In my mind, giving is better if it is not performative. This is where the challenge comes. There is a lot of celebration and ceremony around large giving events – galas, auctions, dinners, etc – and connecting with others who care about the same cause is so important to building community and raising the status of organizations often overlooked. But, I challenge myself and others to find small ways to give quietly to programs that benefit communities that I am not necessarily a part of. How do I find these? Usually through my generous former students who highlight charities in the communities where they are living and working that echo the challenges they faced as children. It takes some work, and requires that I follow people on social media to see what matters to them.
If you want to know more about giving to causes outside of your daily lives, I would recommend that you start by adding different voices to your social media feed. Follow celebrities, see who they follow or when they post meaningful messages from voices you are unfamiliar with. The “Pass the Mic” movement on Instagram was very helpful in this regard – many public figures that I follow – including Ellen and others – had a takeover of their page by a woman of color for a day or two. I found a lot of great ideas and movements that way. If you come across a movement you are particularly interested in, let me know. I would love to add it to my list.
To use an overused somewhat charged phrase, when something is making you uncomfortable “Lean In” to that discomfort with “Why” questions. Then, see if you can find answers that help you grapple with the discomfort. I still have a lot of unresolved feelings about the polar nature of my work and home worlds, but I try to sit with them to see what I can learn and how I can better understand the path to connecting them.
My son Andrew is going to be a junior in high school. I find that wildly unbelievable, as do many of my coworkers and friends that have known him since he was being carried around the high school campus by my students and being taught to say as much slang as they could get him to mimic before I caught on. Most of the time, I take his growing up for granted, especially during Shelter in Place, because I see him every day, and now that he is a teenager, he is in a world I know something about (even though he will tell you that I puzzle him just as much as any other teen puzzles their parent).
So, when I listened to him as a contributor to his second podcast on My Digital Tat2’s Media in the Middle series, I was taken aback by hearing him in his own context, saying things that were interesting to me as an educator and as a parent, in addition to as his parent. I have always been fascinated by the way that adolescents form their world views and feel so fortunate to see it, but watching it as a parent is so amazing, gratifying, and with all things child-related, puzzling. He remembers things that I clearly don’t, but he also catches things I didn’t know he did. It makes me proud to hear him state opinions, listen to others’ and take the risk of speaking up.

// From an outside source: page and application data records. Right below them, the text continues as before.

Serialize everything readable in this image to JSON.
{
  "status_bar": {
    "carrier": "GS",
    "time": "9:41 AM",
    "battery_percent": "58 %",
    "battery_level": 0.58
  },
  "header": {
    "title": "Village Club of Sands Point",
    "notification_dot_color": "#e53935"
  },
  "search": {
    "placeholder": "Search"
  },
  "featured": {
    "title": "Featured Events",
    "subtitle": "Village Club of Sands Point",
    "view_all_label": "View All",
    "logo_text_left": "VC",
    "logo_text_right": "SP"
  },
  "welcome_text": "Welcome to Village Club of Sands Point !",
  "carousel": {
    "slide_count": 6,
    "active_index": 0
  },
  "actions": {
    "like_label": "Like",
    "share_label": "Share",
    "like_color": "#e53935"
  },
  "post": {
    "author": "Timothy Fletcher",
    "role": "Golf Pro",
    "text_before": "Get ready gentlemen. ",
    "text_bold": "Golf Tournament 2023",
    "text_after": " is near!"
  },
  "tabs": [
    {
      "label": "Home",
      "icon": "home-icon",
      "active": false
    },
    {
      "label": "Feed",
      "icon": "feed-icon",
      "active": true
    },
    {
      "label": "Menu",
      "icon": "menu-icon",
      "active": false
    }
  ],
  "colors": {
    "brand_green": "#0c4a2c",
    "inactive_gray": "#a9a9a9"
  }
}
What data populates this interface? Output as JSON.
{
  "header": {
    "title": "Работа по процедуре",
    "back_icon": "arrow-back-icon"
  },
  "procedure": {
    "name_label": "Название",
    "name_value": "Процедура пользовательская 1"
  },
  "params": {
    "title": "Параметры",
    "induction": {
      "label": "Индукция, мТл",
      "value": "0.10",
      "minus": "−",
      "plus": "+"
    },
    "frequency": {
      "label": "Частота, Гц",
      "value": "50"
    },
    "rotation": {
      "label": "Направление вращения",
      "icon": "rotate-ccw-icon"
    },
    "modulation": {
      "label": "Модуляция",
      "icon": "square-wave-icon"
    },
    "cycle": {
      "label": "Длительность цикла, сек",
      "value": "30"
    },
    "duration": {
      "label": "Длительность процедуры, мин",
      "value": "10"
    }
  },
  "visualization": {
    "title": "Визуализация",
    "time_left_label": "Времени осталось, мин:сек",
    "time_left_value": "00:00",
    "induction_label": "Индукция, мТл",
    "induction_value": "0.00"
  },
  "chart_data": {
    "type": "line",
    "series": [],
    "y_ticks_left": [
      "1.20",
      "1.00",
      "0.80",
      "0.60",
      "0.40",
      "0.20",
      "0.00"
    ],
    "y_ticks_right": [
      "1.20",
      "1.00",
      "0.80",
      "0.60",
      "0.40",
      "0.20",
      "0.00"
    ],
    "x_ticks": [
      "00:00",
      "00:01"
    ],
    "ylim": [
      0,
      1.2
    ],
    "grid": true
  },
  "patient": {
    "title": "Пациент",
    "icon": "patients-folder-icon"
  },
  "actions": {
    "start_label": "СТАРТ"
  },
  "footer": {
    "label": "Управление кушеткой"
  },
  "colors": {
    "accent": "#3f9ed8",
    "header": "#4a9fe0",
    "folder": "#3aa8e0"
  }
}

I am super proud of all my kids, and will surely brag on them another time, but I found this episode very timely and a good reminder about what teens are going through right now and what we can learn about what they see adults doing. I have to give a huge shout out to My Digital Tat2 for all that I’ve learned from them and the world they’ve opened up to my kids!